__TASK DETAILS__:
Nothing belongs in the answer except the lines of the material that include "description".

__MATERIAL PROVIDED__:

###

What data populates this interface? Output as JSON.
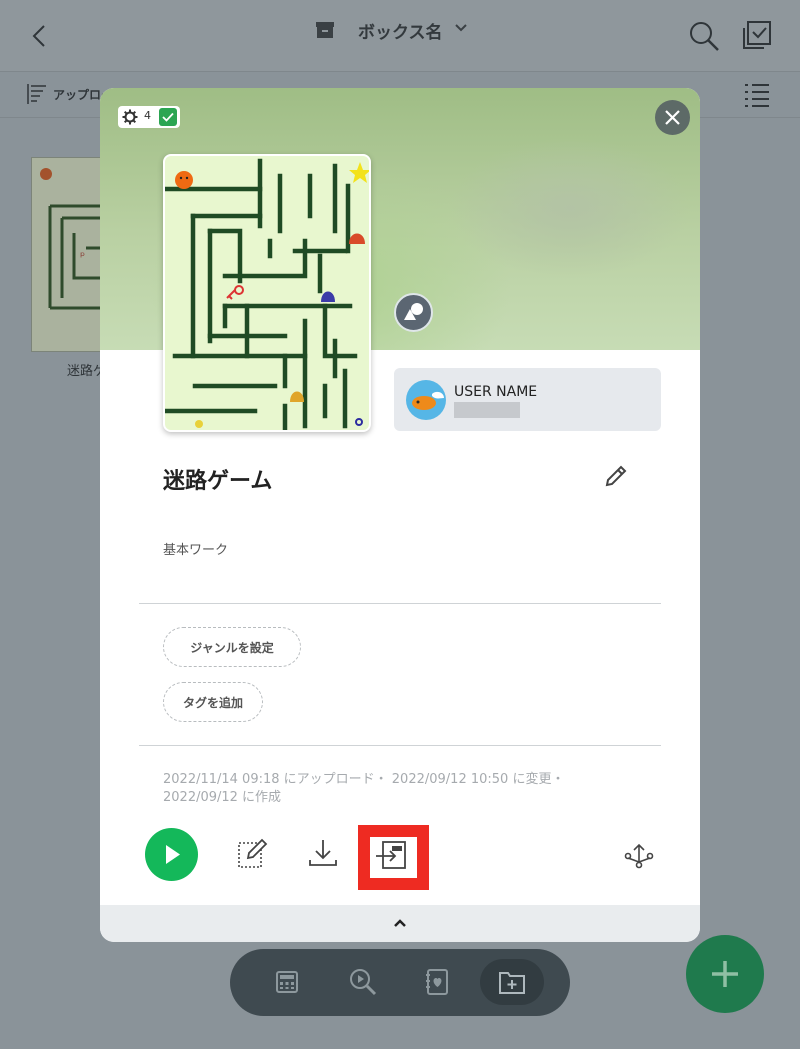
{
  "header": {
    "box_title": "ボックス名",
    "sort_label": "アップロー",
    "icons": [
      "back-icon",
      "box-icon",
      "chevron-down-icon",
      "search-icon",
      "select-checkbox-icon",
      "sort-icon",
      "list-view-icon"
    ]
  },
  "background_item": {
    "label": "迷路ゲ"
  },
  "modal": {
    "badge_count": "4",
    "user_name": "USER NAME",
    "title": "迷路ゲーム",
    "description": "基本ワーク",
    "genre_chip": "ジャンルを設定",
    "tag_chip": "タグを追加",
    "meta_line1": "2022/11/14 09:18 にアップロード・ 2022/09/12 10:50 に変更・",
    "meta_line2": "2022/09/12 に作成",
    "actions": [
      "play-icon",
      "edit-icon",
      "download-icon",
      "export-icon",
      "share-icon"
    ]
  },
  "colors": {
    "play_green": "#14b85a",
    "highlight_red": "#ee2b22",
    "fab_green": "#1f7a4d",
    "overlay_gray": "#8a9399"
  }
}
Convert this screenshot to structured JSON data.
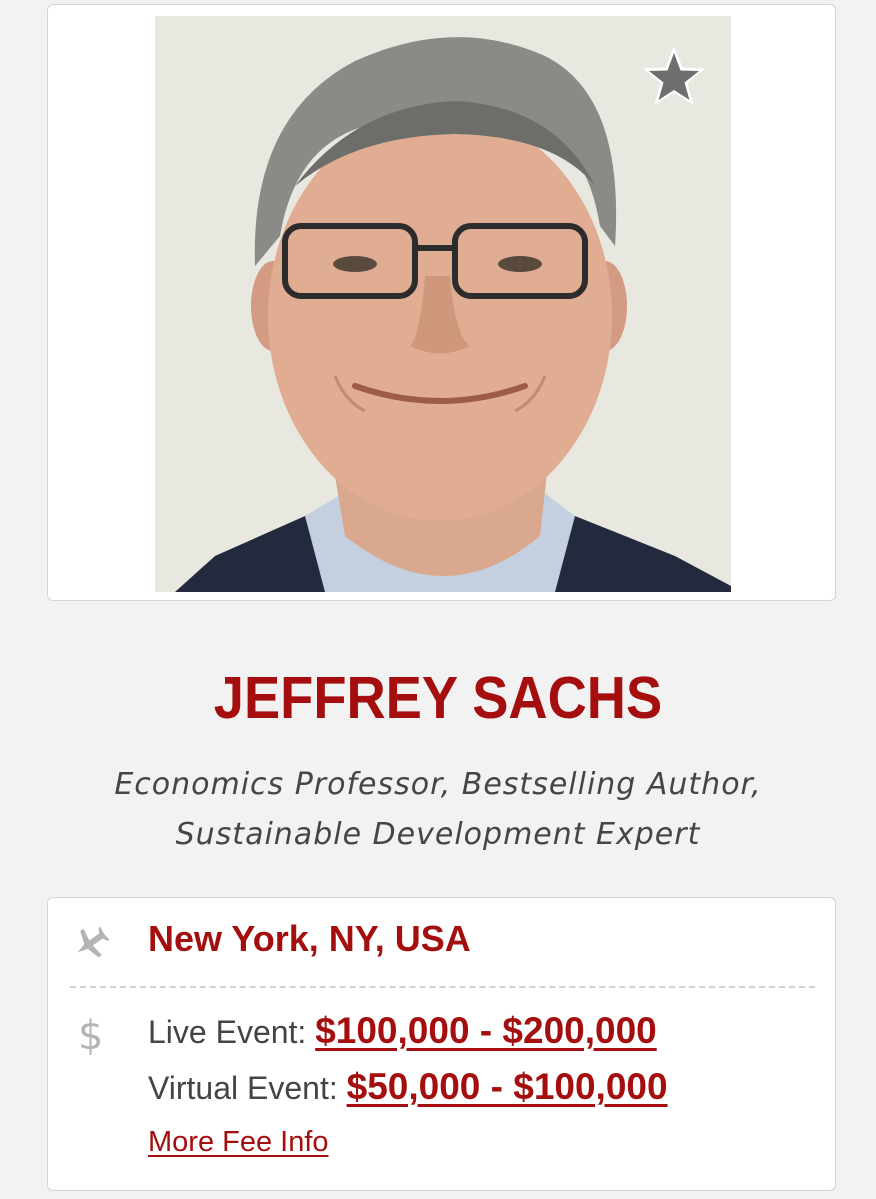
{
  "profile": {
    "name": "JEFFREY SACHS",
    "title_line_1": "Economics Professor, Bestselling Author,",
    "title_line_2": "Sustainable Development Expert",
    "photo_icon": "headshot-photo",
    "favorite_icon": "star-icon"
  },
  "info": {
    "location_icon": "airplane-icon",
    "location": "New York, NY, USA",
    "fee_icon": "dollar-icon",
    "fee_symbol": "$",
    "live_label": "Live Event:",
    "live_fee": "$100,000 - $200,000",
    "virtual_label": "Virtual Event:",
    "virtual_fee": "$50,000 - $100,000",
    "more_fee_link": "More Fee Info"
  },
  "colors": {
    "accent": "#a50e0e",
    "background": "#f2f2f2",
    "card": "#ffffff",
    "muted_text": "#444444",
    "icon_gray": "#b4b4b4"
  }
}
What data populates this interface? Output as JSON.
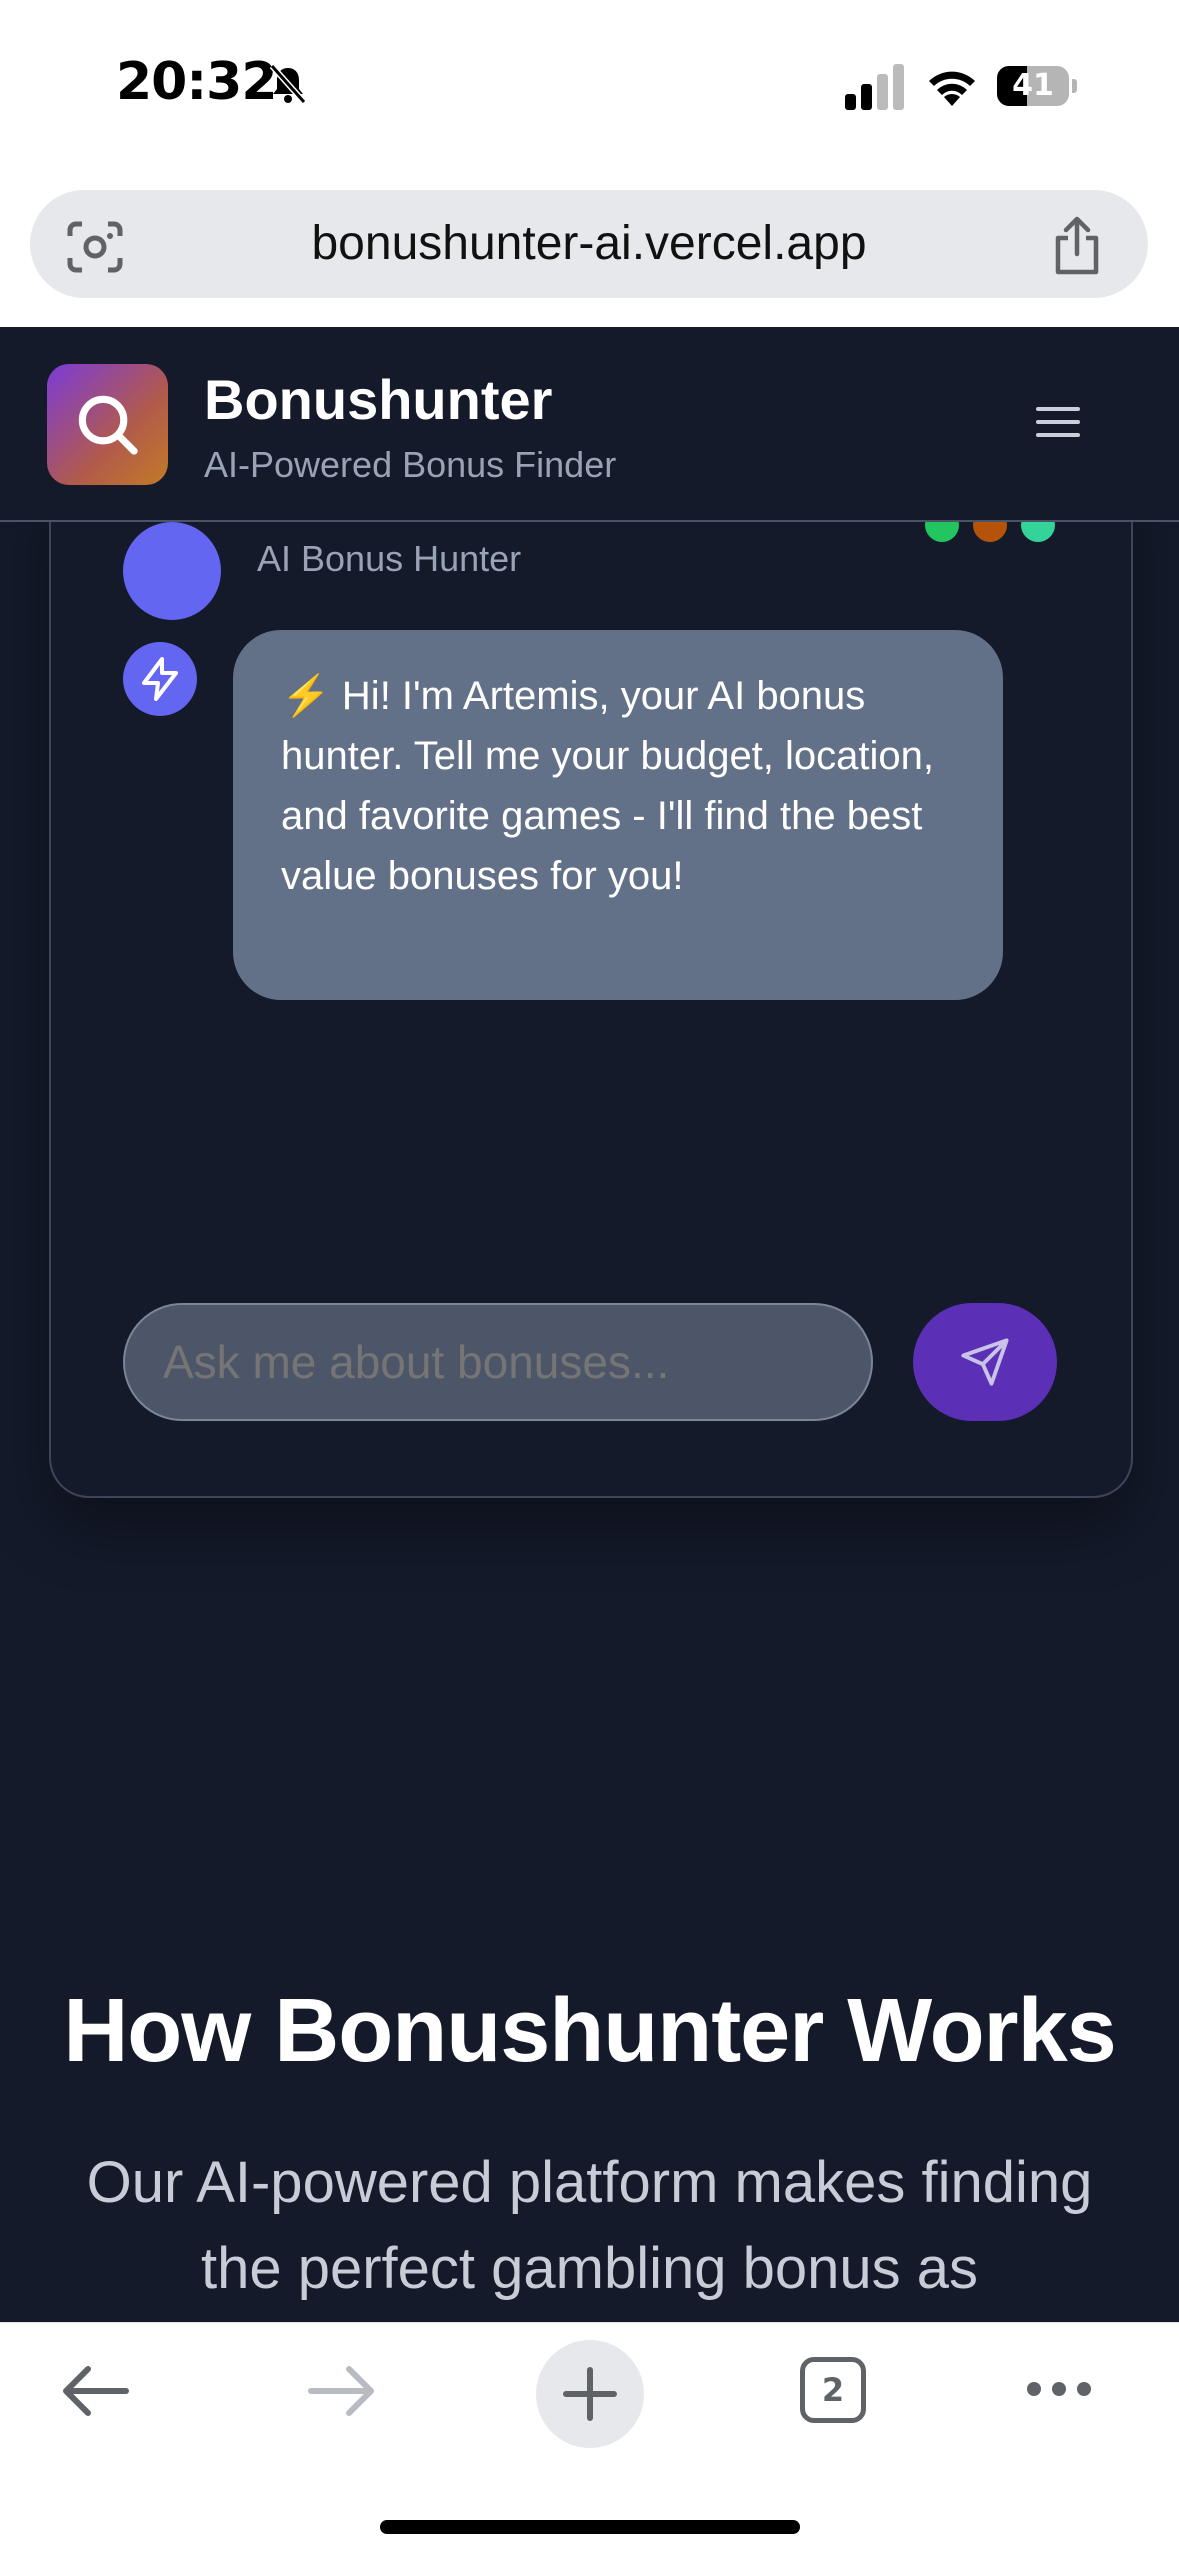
{
  "status_bar": {
    "time": "20:32",
    "battery_level": "41",
    "battery_fraction": 0.41
  },
  "browser": {
    "url": "bonushunter-ai.vercel.app",
    "open_tabs": "2"
  },
  "header": {
    "title": "Bonushunter",
    "subtitle": "AI-Powered Bonus Finder"
  },
  "chat": {
    "assistant_subtitle": "AI Bonus Hunter",
    "status_dot_colors": [
      "#22c55e",
      "#b45309",
      "#34d399"
    ],
    "greeting": "⚡ Hi! I'm Artemis, your AI bonus hunter. Tell me your budget, location, and favorite games - I'll find the best value bonuses for you!",
    "input_placeholder": "Ask me about bonuses..."
  },
  "how_it_works": {
    "title": "How Bonushunter Works",
    "description": "Our AI-powered platform makes finding the perfect gambling bonus as"
  },
  "colors": {
    "page_bg": "#141a2a",
    "accent": "#6366f1",
    "send_button": "#5b2fb6",
    "bubble": "#637188"
  }
}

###

__SOLUTION TO THIS PROBLEM__:
    "description": "基本ワーク",
    "description": "Our AI-powered platform makes finding the perfect gambling bonus as"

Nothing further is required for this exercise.